→ **Exercise instructions**
Find each line below where the word "your" occurs, and copy it.

+ + + + +

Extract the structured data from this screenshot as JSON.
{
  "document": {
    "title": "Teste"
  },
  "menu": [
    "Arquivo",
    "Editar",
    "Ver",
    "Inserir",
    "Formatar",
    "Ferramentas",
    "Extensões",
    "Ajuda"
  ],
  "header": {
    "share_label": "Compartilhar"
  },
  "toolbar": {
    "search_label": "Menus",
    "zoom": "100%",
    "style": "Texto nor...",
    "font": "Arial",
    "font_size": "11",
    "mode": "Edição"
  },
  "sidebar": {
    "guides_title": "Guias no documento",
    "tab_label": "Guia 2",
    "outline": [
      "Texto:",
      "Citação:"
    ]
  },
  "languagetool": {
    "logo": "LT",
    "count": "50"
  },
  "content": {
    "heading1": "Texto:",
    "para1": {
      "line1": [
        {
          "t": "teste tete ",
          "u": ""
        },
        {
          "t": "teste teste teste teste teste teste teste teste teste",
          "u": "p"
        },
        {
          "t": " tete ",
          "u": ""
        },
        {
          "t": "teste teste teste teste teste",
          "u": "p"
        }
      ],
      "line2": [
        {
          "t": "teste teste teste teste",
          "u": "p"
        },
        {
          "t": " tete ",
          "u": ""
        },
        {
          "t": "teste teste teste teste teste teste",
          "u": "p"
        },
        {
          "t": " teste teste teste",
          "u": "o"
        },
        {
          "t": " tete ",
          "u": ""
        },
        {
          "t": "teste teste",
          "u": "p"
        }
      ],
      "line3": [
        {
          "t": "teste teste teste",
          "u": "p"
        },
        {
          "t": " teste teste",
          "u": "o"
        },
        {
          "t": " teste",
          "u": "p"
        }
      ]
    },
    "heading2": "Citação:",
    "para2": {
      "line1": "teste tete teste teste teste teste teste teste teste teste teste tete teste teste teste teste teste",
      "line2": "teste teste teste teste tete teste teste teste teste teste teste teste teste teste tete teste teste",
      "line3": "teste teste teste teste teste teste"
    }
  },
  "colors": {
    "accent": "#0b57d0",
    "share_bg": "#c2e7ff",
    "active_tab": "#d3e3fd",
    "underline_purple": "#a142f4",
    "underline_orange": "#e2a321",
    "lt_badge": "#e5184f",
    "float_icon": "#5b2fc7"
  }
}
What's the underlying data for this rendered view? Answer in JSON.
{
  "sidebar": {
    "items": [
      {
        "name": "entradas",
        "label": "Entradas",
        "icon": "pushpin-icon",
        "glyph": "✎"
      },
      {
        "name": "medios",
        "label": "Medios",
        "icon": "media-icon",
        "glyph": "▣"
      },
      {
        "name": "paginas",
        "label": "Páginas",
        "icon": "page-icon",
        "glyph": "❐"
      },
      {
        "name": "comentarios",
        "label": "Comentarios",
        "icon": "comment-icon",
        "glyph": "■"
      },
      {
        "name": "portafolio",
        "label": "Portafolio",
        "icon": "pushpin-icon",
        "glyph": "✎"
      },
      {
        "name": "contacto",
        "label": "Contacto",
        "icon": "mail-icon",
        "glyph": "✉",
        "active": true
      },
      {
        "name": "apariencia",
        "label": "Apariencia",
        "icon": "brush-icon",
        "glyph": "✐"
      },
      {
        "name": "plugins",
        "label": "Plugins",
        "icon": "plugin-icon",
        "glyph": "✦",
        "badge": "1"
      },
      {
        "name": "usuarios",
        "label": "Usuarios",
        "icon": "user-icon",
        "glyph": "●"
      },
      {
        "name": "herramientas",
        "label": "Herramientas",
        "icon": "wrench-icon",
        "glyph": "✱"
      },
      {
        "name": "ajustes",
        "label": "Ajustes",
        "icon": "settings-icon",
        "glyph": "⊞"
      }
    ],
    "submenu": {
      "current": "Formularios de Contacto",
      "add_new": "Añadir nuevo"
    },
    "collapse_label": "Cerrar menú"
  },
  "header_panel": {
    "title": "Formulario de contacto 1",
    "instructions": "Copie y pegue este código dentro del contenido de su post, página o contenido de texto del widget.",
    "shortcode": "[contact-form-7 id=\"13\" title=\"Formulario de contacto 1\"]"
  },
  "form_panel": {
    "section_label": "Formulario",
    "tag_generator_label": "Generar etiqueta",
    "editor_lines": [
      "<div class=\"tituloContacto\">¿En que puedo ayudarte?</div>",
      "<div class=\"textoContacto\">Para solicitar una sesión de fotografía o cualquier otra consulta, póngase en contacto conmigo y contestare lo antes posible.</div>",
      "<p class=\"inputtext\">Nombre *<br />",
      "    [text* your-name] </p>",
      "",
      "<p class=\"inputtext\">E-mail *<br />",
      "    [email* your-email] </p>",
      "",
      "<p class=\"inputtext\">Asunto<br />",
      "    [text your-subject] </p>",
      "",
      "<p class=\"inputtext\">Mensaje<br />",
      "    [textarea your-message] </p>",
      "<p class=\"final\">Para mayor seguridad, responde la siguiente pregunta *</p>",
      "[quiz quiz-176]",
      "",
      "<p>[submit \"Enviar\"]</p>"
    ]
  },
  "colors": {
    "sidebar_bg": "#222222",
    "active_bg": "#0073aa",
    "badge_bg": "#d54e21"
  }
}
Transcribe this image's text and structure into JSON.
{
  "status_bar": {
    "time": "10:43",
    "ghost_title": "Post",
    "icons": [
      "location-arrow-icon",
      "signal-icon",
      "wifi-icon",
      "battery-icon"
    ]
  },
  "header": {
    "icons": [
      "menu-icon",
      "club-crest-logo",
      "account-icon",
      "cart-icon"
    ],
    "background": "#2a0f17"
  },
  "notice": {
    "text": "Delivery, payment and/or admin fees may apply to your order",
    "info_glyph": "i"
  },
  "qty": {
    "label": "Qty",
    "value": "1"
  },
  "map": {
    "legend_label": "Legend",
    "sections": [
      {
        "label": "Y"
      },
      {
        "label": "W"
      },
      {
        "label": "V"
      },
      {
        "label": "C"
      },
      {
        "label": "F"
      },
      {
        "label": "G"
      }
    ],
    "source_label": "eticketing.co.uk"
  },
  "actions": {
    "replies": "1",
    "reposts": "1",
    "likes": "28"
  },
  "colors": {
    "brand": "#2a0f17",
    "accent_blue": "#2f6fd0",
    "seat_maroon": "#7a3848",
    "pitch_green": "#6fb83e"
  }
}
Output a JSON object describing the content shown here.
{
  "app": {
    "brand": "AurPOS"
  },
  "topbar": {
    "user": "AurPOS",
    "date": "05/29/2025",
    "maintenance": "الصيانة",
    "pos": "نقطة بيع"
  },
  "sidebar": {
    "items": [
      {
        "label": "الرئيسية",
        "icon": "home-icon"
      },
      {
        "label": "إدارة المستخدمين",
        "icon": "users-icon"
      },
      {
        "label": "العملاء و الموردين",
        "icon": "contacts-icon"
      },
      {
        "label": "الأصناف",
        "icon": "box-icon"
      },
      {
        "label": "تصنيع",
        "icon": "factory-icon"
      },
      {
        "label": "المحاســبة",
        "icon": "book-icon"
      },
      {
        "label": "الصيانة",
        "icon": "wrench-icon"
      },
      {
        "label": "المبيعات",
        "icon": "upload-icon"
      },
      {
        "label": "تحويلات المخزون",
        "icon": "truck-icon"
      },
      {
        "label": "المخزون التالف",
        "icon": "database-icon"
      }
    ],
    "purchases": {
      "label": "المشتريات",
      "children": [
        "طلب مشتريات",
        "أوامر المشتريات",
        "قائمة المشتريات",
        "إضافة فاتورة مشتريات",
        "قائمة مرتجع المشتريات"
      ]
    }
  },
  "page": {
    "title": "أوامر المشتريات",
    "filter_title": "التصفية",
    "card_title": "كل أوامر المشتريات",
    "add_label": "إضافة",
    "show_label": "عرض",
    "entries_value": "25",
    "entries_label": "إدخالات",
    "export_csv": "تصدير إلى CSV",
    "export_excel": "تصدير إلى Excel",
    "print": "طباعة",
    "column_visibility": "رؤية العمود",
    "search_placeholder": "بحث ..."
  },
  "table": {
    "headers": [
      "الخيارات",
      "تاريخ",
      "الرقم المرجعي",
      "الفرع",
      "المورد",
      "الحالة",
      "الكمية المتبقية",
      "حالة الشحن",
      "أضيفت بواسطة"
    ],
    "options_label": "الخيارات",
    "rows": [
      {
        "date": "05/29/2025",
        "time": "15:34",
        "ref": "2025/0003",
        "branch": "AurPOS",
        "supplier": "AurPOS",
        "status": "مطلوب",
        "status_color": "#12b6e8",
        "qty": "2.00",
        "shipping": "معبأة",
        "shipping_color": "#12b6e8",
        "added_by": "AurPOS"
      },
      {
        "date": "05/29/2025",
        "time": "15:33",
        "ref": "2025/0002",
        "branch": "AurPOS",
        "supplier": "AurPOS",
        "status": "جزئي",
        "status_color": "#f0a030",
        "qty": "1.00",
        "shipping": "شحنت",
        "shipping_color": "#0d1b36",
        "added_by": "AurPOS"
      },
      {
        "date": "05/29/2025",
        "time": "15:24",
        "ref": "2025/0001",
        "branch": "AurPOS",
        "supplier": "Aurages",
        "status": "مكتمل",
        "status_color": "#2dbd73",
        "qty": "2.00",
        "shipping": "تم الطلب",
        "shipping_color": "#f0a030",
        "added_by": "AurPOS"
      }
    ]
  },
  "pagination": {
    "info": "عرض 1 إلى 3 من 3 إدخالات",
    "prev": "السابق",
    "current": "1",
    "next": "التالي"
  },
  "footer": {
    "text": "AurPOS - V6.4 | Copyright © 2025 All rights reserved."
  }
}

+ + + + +

→ **Answer to the exercise**
      "    [text* your-name] </p>",
      "    [email* your-email] </p>",
      "    [text your-subject] </p>",
      "    [textarea your-message] </p>",
    "text": "Delivery, payment and/or admin fees may apply to your order",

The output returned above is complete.